Faithful: The Greek word “pistos” is usually translated with our adjective “faithful” and is found 66 times throughout the NT. For our study on how it is used during Jesus' ministry on earth we find the word faithful 12 times in the Gospels, always uttered by Jesus Himself: 5 in Matthew; 6 in Luke and once in John. In Matthew and Luke Jesus uses it to addresses/explain qualifications for entering God's Earthly Kingdom. The one instance it is found in John it is translated “believing:” “Then saith he to Thomas, Reach hither thy finger, and behold my hands; and reach hither thy hand, and thrust it into my side: and be not faithless, but believing.”.
Here, Thomas was used to provide an object lesson to be faithful in the fact that Jesus Christ was/is indeed risen from the dead.
Of little faith: The Greek word “oligopistos” is only found five times in the NT, four in Matthew and once in Luke.
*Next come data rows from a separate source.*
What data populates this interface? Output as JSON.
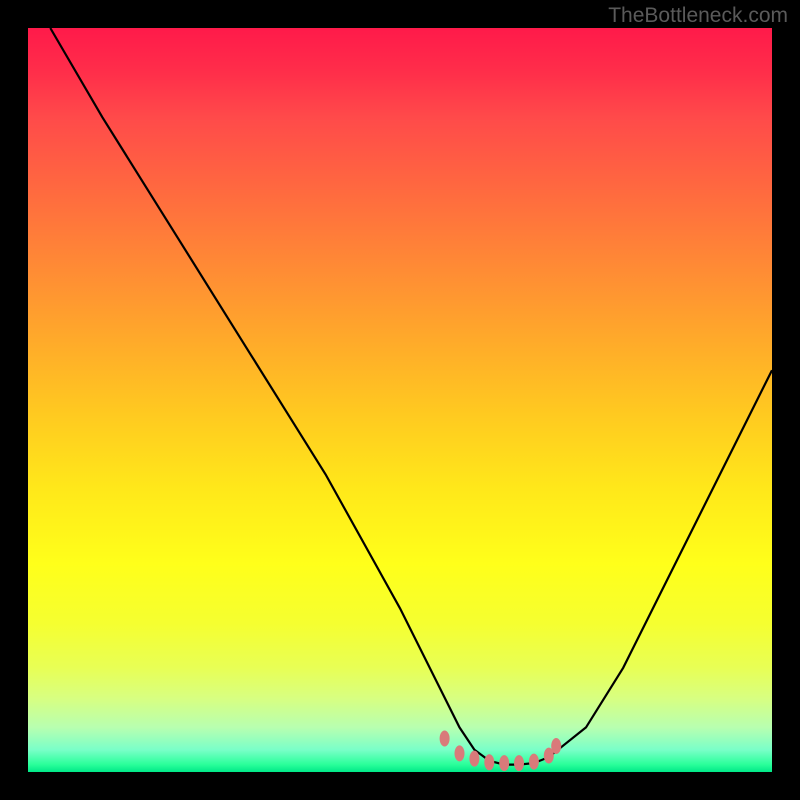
{
  "watermark": "TheBottleneck.com",
  "chart_data": {
    "type": "line",
    "title": "",
    "xlabel": "",
    "ylabel": "",
    "xlim": [
      0,
      100
    ],
    "ylim": [
      0,
      100
    ],
    "series": [
      {
        "name": "bottleneck-curve",
        "x": [
          3,
          10,
          20,
          30,
          40,
          50,
          55,
          58,
          60,
          62,
          64,
          66,
          68,
          70,
          75,
          80,
          85,
          90,
          95,
          100
        ],
        "y": [
          100,
          88,
          72,
          56,
          40,
          22,
          12,
          6,
          3,
          1.5,
          1,
          1,
          1.2,
          2,
          6,
          14,
          24,
          34,
          44,
          54
        ]
      }
    ],
    "markers": {
      "name": "flat-region-dots",
      "color": "#d97a7a",
      "x": [
        56,
        58,
        60,
        62,
        64,
        66,
        68,
        70,
        71
      ],
      "y": [
        4.5,
        2.5,
        1.8,
        1.3,
        1.2,
        1.2,
        1.4,
        2.2,
        3.5
      ]
    },
    "gradient_stops": [
      {
        "pos": 0,
        "color": "#ff1a4a"
      },
      {
        "pos": 50,
        "color": "#ffca20"
      },
      {
        "pos": 80,
        "color": "#f5ff30"
      },
      {
        "pos": 100,
        "color": "#00e888"
      }
    ]
  }
}
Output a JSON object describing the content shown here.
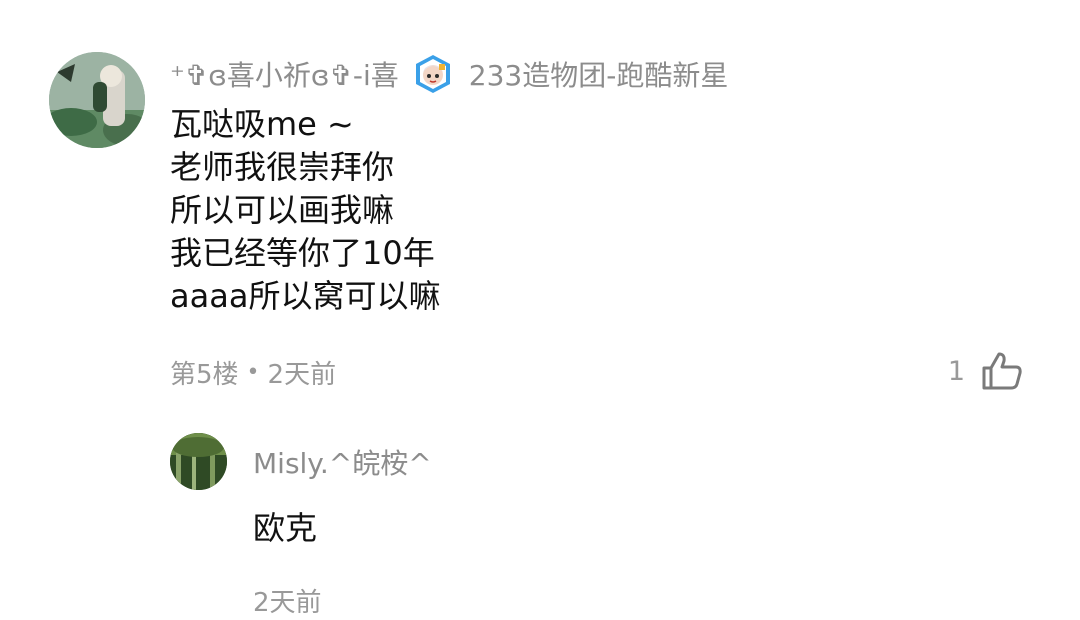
{
  "comment": {
    "user": {
      "name": "⁺✞ɞ喜小祈ɞ✞-i喜",
      "badge_icon": "team-badge-icon",
      "team": "233造物团-跑酷新星"
    },
    "lines": [
      "瓦哒吸me ~",
      "老师我很崇拜你",
      "所以可以画我嘛",
      "我已经等你了10年",
      "aaaa所以窝可以嘛"
    ],
    "floor": "第5楼",
    "separator": "•",
    "time": "2天前",
    "likes": "1",
    "like_icon": "thumbs-up-icon"
  },
  "reply": {
    "user": {
      "name": "Misly.^皖桉^"
    },
    "text": "欧克",
    "time": "2天前"
  },
  "colors": {
    "secondary_text": "#999999",
    "primary_text": "#111111",
    "badge_blue": "#3aa0e8"
  }
}
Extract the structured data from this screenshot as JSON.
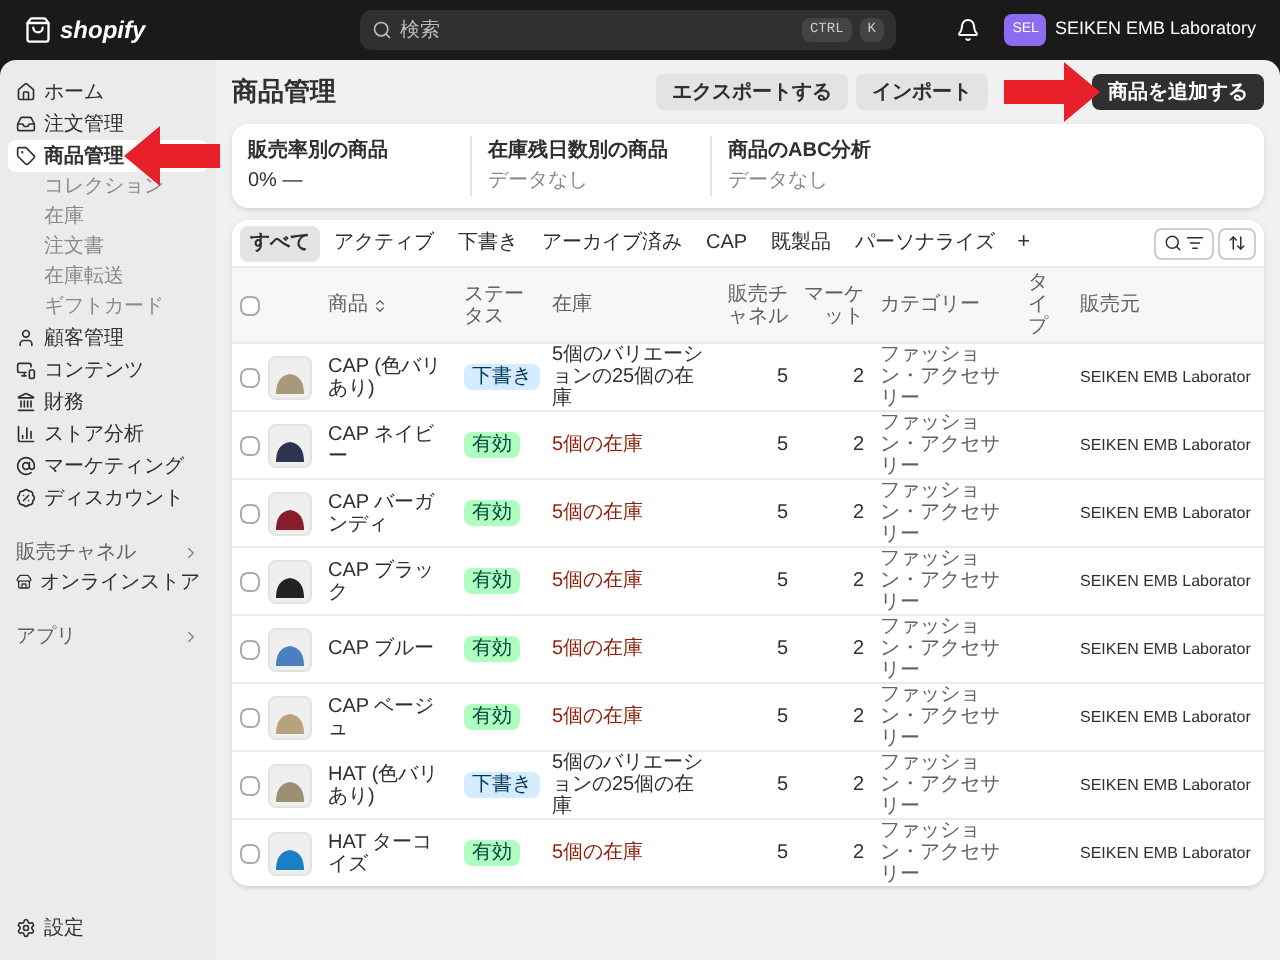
{
  "topbar": {
    "logo": "shopify",
    "search": {
      "placeholder": "検索",
      "keys": [
        "CTRL",
        "K"
      ]
    },
    "account": {
      "initials": "SEL",
      "name": "SEIKEN EMB Laboratory"
    }
  },
  "sidebar": {
    "items": [
      {
        "label": "ホーム",
        "selected": false
      },
      {
        "label": "注文管理",
        "selected": false
      },
      {
        "label": "商品管理",
        "selected": true,
        "children": [
          {
            "label": "コレクション"
          },
          {
            "label": "在庫"
          },
          {
            "label": "注文書"
          },
          {
            "label": "在庫転送"
          },
          {
            "label": "ギフトカード"
          }
        ]
      },
      {
        "label": "顧客管理",
        "selected": false
      },
      {
        "label": "コンテンツ",
        "selected": false
      },
      {
        "label": "財務",
        "selected": false
      },
      {
        "label": "ストア分析",
        "selected": false
      },
      {
        "label": "マーケティング",
        "selected": false
      },
      {
        "label": "ディスカウント",
        "selected": false
      }
    ],
    "sections": [
      {
        "label": "販売チャネル",
        "items": [
          {
            "label": "オンラインストア"
          }
        ]
      },
      {
        "label": "アプリ"
      }
    ],
    "footer": "設定"
  },
  "page": {
    "title": "商品管理",
    "actions": [
      "エクスポートする",
      "インポート"
    ],
    "primary_action": "商品を追加する"
  },
  "stats": [
    {
      "label": "販売率別の商品",
      "value": "0%  —",
      "empty": false
    },
    {
      "label": "在庫残日数別の商品",
      "value": "データなし",
      "empty": true
    },
    {
      "label": "商品のABC分析",
      "value": "データなし",
      "empty": true
    }
  ],
  "tabs": [
    {
      "label": "すべて",
      "selected": true
    },
    {
      "label": "アクティブ",
      "selected": false
    },
    {
      "label": "下書き",
      "selected": false
    },
    {
      "label": "アーカイブ済み",
      "selected": false
    },
    {
      "label": "CAP",
      "selected": false
    },
    {
      "label": "既製品",
      "selected": false
    },
    {
      "label": "パーソナライズ",
      "selected": false
    }
  ],
  "add_tab": "+",
  "table": {
    "all_selected": false,
    "columns": [
      "商品",
      "ステータス",
      "在庫",
      "販売チャネル",
      "マーケット",
      "カテゴリー",
      "タイプ",
      "販売元"
    ],
    "rows": [
      {
        "selected": false,
        "color": "#a8997a",
        "name": "CAP (色バリあり)",
        "status": {
          "label": "下書き",
          "kind": "draft"
        },
        "inventory": "5個のバリエーションの25個の在庫",
        "low_stock": false,
        "channels": "5",
        "markets": "2",
        "category": "ファッション・アクセサリー",
        "vendor": "SEIKEN EMB Laborator"
      },
      {
        "selected": false,
        "color": "#2b3550",
        "name": "CAP ネイビー",
        "status": {
          "label": "有効",
          "kind": "active"
        },
        "inventory": "5個の在庫",
        "low_stock": true,
        "channels": "5",
        "markets": "2",
        "category": "ファッション・アクセサリー",
        "vendor": "SEIKEN EMB Laborator"
      },
      {
        "selected": false,
        "color": "#8a1b2b",
        "name": "CAP バーガンディ",
        "status": {
          "label": "有効",
          "kind": "active"
        },
        "inventory": "5個の在庫",
        "low_stock": true,
        "channels": "5",
        "markets": "2",
        "category": "ファッション・アクセサリー",
        "vendor": "SEIKEN EMB Laborator"
      },
      {
        "selected": false,
        "color": "#222222",
        "name": "CAP ブラック",
        "status": {
          "label": "有効",
          "kind": "active"
        },
        "inventory": "5個の在庫",
        "low_stock": true,
        "channels": "5",
        "markets": "2",
        "category": "ファッション・アクセサリー",
        "vendor": "SEIKEN EMB Laborator"
      },
      {
        "selected": false,
        "color": "#4a7fc0",
        "name": "CAP ブルー",
        "status": {
          "label": "有効",
          "kind": "active"
        },
        "inventory": "5個の在庫",
        "low_stock": true,
        "channels": "5",
        "markets": "2",
        "category": "ファッション・アクセサリー",
        "vendor": "SEIKEN EMB Laborator"
      },
      {
        "selected": false,
        "color": "#b7a27e",
        "name": "CAP ベージュ",
        "status": {
          "label": "有効",
          "kind": "active"
        },
        "inventory": "5個の在庫",
        "low_stock": true,
        "channels": "5",
        "markets": "2",
        "category": "ファッション・アクセサリー",
        "vendor": "SEIKEN EMB Laborator"
      },
      {
        "selected": false,
        "color": "#9c8e72",
        "name": "HAT (色バリあり)",
        "status": {
          "label": "下書き",
          "kind": "draft"
        },
        "inventory": "5個のバリエーションの25個の在庫",
        "low_stock": false,
        "channels": "5",
        "markets": "2",
        "category": "ファッション・アクセサリー",
        "vendor": "SEIKEN EMB Laborator"
      },
      {
        "selected": false,
        "color": "#1b7fc4",
        "name": "HAT ターコイズ",
        "status": {
          "label": "有効",
          "kind": "active"
        },
        "inventory": "5個の在庫",
        "low_stock": true,
        "channels": "5",
        "markets": "2",
        "category": "ファッション・アクセサリー",
        "vendor": "SEIKEN EMB Laborator"
      }
    ]
  }
}
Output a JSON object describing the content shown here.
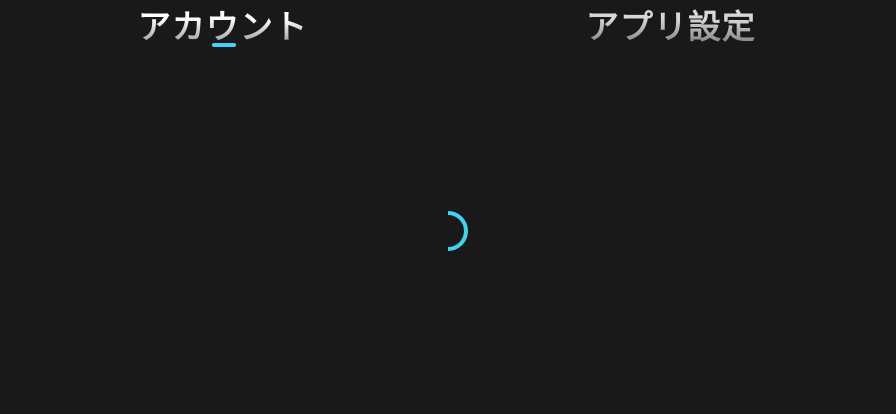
{
  "tabs": [
    {
      "label": "アカウント",
      "active": true
    },
    {
      "label": "アプリ設定",
      "active": false
    }
  ],
  "colors": {
    "accent": "#3fd5f2",
    "background": "#191919"
  },
  "loading": true
}
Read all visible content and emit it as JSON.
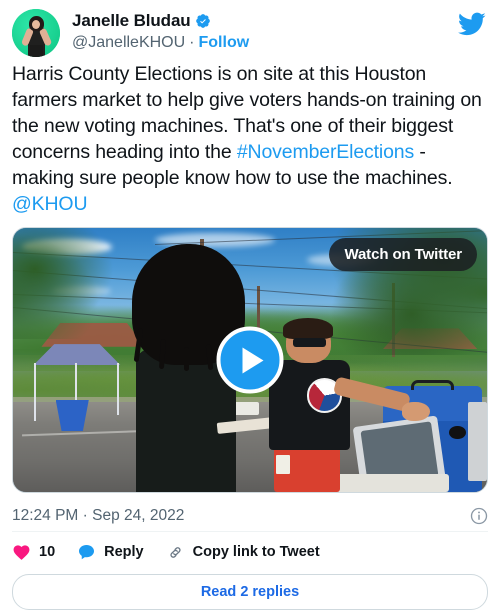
{
  "header": {
    "display_name": "Janelle Bludau",
    "verified_badge": "verified-icon",
    "handle": "@JanelleKHOU",
    "separator": "·",
    "follow_label": "Follow",
    "brand_icon": "twitter-bird-icon",
    "avatar_alt": "Janelle Bludau profile photo"
  },
  "tweet": {
    "text_part_1": "Harris County Elections is on site at this Houston farmers market to help give voters hands-on training on the new voting machines. That's one of their biggest concerns heading into the ",
    "hashtag": "#NovemberElections",
    "text_part_2": " - making sure people know how to use the machines. ",
    "mention": "@KHOU"
  },
  "media": {
    "type": "video",
    "watch_label": "Watch on Twitter",
    "play_icon": "play-icon",
    "alt": "Election worker demonstrating a voting machine to a voter at an outdoor farmers market parking lot"
  },
  "meta": {
    "timestamp": "12:24 PM · Sep 24, 2022",
    "info_icon": "info-circle-icon"
  },
  "actions": {
    "like": {
      "icon": "heart-icon",
      "count": "10"
    },
    "reply": {
      "icon": "reply-bubble-icon",
      "label": "Reply"
    },
    "copy_link": {
      "icon": "link-icon",
      "label": "Copy link to Tweet"
    }
  },
  "read_replies": {
    "label": "Read 2 replies"
  },
  "colors": {
    "accent_blue": "#1d9bf0",
    "link_blue": "#1d6ae5",
    "like_pink": "#f91880",
    "text_primary": "#0f1419",
    "text_secondary": "#536471",
    "border": "#cfd9de",
    "divider": "#eff3f4",
    "badge_bg": "#1b1e22"
  }
}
It is always translated with the phrase “of little faith” and was always uttered by Jesus when He pointed out the little faith of one or all of His disciples.
Faithless or unbeliever: The Greek word “apistos” is found 23 times in the NT and is translated with various English words. It is translated either “faithless” or “unbeliever” 5 times in the gospels: 1 in Matthew; 1 in Mark; 2 in Luke and once in John. Again we find Jesus Himself used this word on all these occasions. In, and He used it to describe His own disciples and the generation living at that time when they were unable to cast a demon out of a boy; in He used it to describe unbelievers and in John 20:27, after being resurrected, He told Thomas not to be faithless but to believe in Him.
Believe not: Greek “apisteo” found 7 times in the NT. In the Gospels it is found twice in Mark and twice in Luke: three times describing the fact the 11 apostles did not believe when told that Jesus had risen from the dead; once inwhen Jesus said that those who believe not the gospel preached by the apostles will be dammed.
Unbelief: Greek “apistia” found 12 times in the NT. In the Gospels it is found twice in Matthew and three times in Mark. It is used twice when Jesus noted the unbelief of His own disciples and twice when He noted the unbelief of the people in His own home country. It was uttered once by the father of a son who had an evil spirit when He cried out to Jesus to help his unbelief.
Believe: The Greek “Pisteuo” is generally translated with our English verb “believe” and is found 248 times throughout the NT. In the Gospels it is used 11 times in Matthew, 15 in Mark, 9 in Luke and 100 in the Gospel of John (more often than in any other NT book.) In the Gospels the word “Believe” is generally uttered by Jesus Himself however both believers and unbelievers are also recorded as using it. Because it is found 135 times in the four Gospels it would take too much space for this study to make a list breaking down who used it and establish categories describing its use. However it can be observed generally that it is used to convey the truth that a person had to believe Jesus was/is God as well as Man and He was/is the one and only way to approach God and enter His Kingdom.
As a sidelight we note the current English dictionary definition of the word believe: “verb, -lieved, - liev